Interface dataset entries:
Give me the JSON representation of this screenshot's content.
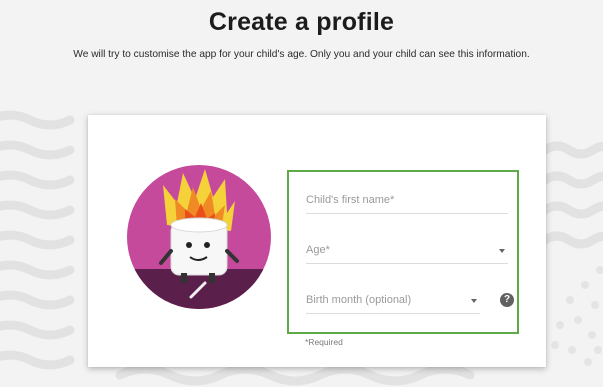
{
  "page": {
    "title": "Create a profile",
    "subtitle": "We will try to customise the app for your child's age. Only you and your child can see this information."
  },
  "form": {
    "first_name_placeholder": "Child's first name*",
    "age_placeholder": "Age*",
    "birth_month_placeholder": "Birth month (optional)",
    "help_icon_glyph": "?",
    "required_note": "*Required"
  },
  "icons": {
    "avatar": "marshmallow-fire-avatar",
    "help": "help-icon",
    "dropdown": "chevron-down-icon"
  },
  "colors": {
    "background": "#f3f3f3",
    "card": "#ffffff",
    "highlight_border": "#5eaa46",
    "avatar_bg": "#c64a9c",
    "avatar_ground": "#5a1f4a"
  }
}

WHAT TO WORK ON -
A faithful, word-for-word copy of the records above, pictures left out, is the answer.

ANSWER TO THE PROBLEM -
Give me the JSON representation of this screenshot's content.
{
  "page": {
    "title": "Create a profile",
    "subtitle": "We will try to customise the app for your child's age. Only you and your child can see this information."
  },
  "form": {
    "first_name_placeholder": "Child's first name*",
    "age_placeholder": "Age*",
    "birth_month_placeholder": "Birth month (optional)",
    "help_icon_glyph": "?",
    "required_note": "*Required"
  },
  "icons": {
    "avatar": "marshmallow-fire-avatar",
    "help": "help-icon",
    "dropdown": "chevron-down-icon"
  },
  "colors": {
    "background": "#f3f3f3",
    "card": "#ffffff",
    "highlight_border": "#5eaa46",
    "avatar_bg": "#c64a9c",
    "avatar_ground": "#5a1f4a"
  }
}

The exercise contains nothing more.